Using Metrics to Improve the Development Process (and Coach People)

In the previous post, I described Imhotep, our scalable, efficient, and fast open source data analytics platform. Imhotep helps us use metrics at Indeed for fast, iterative experimentation, which drives improvement to our products.

Improving process and coaching people

We use the same tools and techniques to improve development processes, following a measure-question-learn-improve cycle:

  1. Measure everything we possibly can.
  2. Learn by asking questions and exploring the data we’ve collected.
  3. Use our learnings to try to improve.
  4. Measure continuously to confirm improvement.

Beyond process improvements, this approach can also work for people. Data can help us understand our own work and coach others.

  • How much am I getting done?
  • How am I engaging with other teams?
  • How has my work changed over time?
  • What are my blind spots?

Is measuring processes and people a good idea?

You might be skeptical of using this approach for improving process and measuring people. It’s good to be skeptical. To truly benefit from this approach, you must proceed with caution.

Gaming the stats (Goodhart’s Law)

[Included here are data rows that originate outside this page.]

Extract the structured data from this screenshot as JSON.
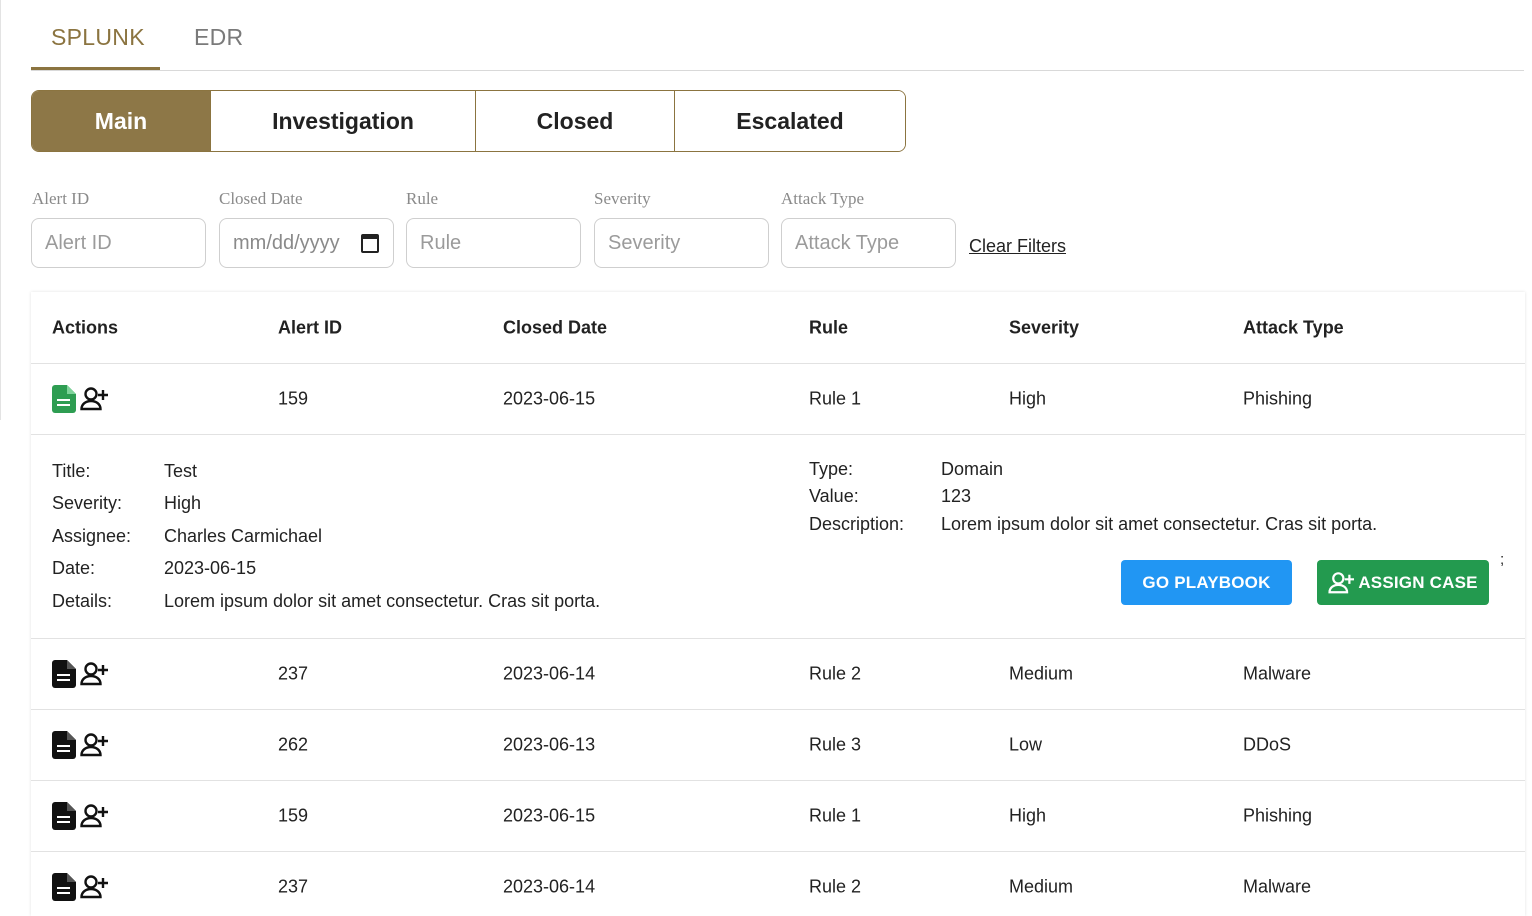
{
  "top_tabs": [
    {
      "label": "SPLUNK",
      "active": true
    },
    {
      "label": "EDR",
      "active": false
    }
  ],
  "sub_tabs": [
    {
      "label": "Main",
      "active": true
    },
    {
      "label": "Investigation",
      "active": false
    },
    {
      "label": "Closed",
      "active": false
    },
    {
      "label": "Escalated",
      "active": false
    }
  ],
  "filters": {
    "alert_id": {
      "label": "Alert ID",
      "placeholder": "Alert ID"
    },
    "closed_date": {
      "label": "Closed Date",
      "placeholder": "mm/dd/yyyy"
    },
    "rule": {
      "label": "Rule",
      "placeholder": "Rule"
    },
    "severity": {
      "label": "Severity",
      "placeholder": "Severity"
    },
    "attack_type": {
      "label": "Attack Type",
      "placeholder": "Attack Type"
    },
    "clear_label": "Clear Filters"
  },
  "table": {
    "headers": [
      "Actions",
      "Alert ID",
      "Closed Date",
      "Rule",
      "Severity",
      "Attack Type"
    ],
    "rows": [
      {
        "alert_id": "159",
        "closed_date": "2023-06-15",
        "rule": "Rule 1",
        "severity": "High",
        "attack_type": "Phishing",
        "doc_icon_color": "#2e9d52"
      },
      {
        "alert_id": "237",
        "closed_date": "2023-06-14",
        "rule": "Rule 2",
        "severity": "Medium",
        "attack_type": "Malware",
        "doc_icon_color": "#111111"
      },
      {
        "alert_id": "262",
        "closed_date": "2023-06-13",
        "rule": "Rule 3",
        "severity": "Low",
        "attack_type": "DDoS",
        "doc_icon_color": "#111111"
      },
      {
        "alert_id": "159",
        "closed_date": "2023-06-15",
        "rule": "Rule 1",
        "severity": "High",
        "attack_type": "Phishing",
        "doc_icon_color": "#111111"
      },
      {
        "alert_id": "237",
        "closed_date": "2023-06-14",
        "rule": "Rule 2",
        "severity": "Medium",
        "attack_type": "Malware",
        "doc_icon_color": "#111111"
      }
    ]
  },
  "detail": {
    "left": [
      {
        "key": "Title:",
        "value": "Test"
      },
      {
        "key": "Severity:",
        "value": "High"
      },
      {
        "key": "Assignee:",
        "value": "Charles Carmichael"
      },
      {
        "key": "Date:",
        "value": "2023-06-15"
      },
      {
        "key": "Details:",
        "value": "Lorem ipsum dolor sit amet consectetur. Cras sit porta."
      }
    ],
    "right": [
      {
        "key": "Type:",
        "value": "Domain"
      },
      {
        "key": "Value:",
        "value": "123"
      },
      {
        "key": "Description:",
        "value": "Lorem ipsum dolor sit amet consectetur. Cras sit porta."
      }
    ],
    "playbook_label": "GO PLAYBOOK",
    "assign_label": "ASSIGN CASE",
    "stray_text": ";"
  },
  "icons": {
    "document": "document-icon",
    "assign_user": "person-add-icon",
    "calendar": "calendar-icon"
  },
  "colors": {
    "accent": "#8b7440",
    "active_tab_bg": "#8d7747",
    "playbook_button": "#2196f3",
    "assign_button": "#239a4f"
  }
}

The first caution is Goodhart’s Law, which states that “When a measure becomes a target, it ceases to be a good measure.” For example, your manager might say: “Our measurements show that our team productivity is declining. Let’s set a target to increase features completed by 20% next quarter. If we hit it, big bonuses all around!”

Okay, but your team might then start “gaming the stats” — making changes that improve the metric without improving productivity. Now your measure is meaningless for gauging productivity, and you’ve rewarded your team for counterproductive measures that don’t advance your goals.

The Number Six Principle

The second caution is something I’ve named the Number Six Principle (inspired by a classic TV character and his famous line): Don’t reduce people to a set of numbers.

Image illustrating the Number Six Principle with header text "I am not a number" and a silhouette of character Number Six from TV show "The Prisoner."

No one enjoys being judged entirely by numbers. If you tell people you’re measuring them, you run the risk of seriously damaging morale. Many people will assume you’re not considering qualitative performance elements.

It’s how you use them

You can avoid these pitfalls if you’re careful. Consider the example above in which your team is concerned about slipping productivity metrics. If you take a close look at the numbers, understand them in context, and diagnose the situation, you can have a productive dialog about how to improve.

Perhaps your team tackled more complex features, therefore completing fewer. That might be okay, or you might agree as a team that you could have done a better job of simplifying the feature work.

Or maybe you look at a different metric and see that your overall support load went up 50% due to growth in your customer base. You can then decide to live with that balance or try to augment your team’s capacity to handle support while developing new features.

Starting with the measurements, a considered discussion can lead to tangible process improvement. In the next post, I describe a process improvement we validated and measured with Imhotep.

Read the full series of blog posts:

Using Metrics to Improve the Development Process (and Coach People) cross-posted on Medium.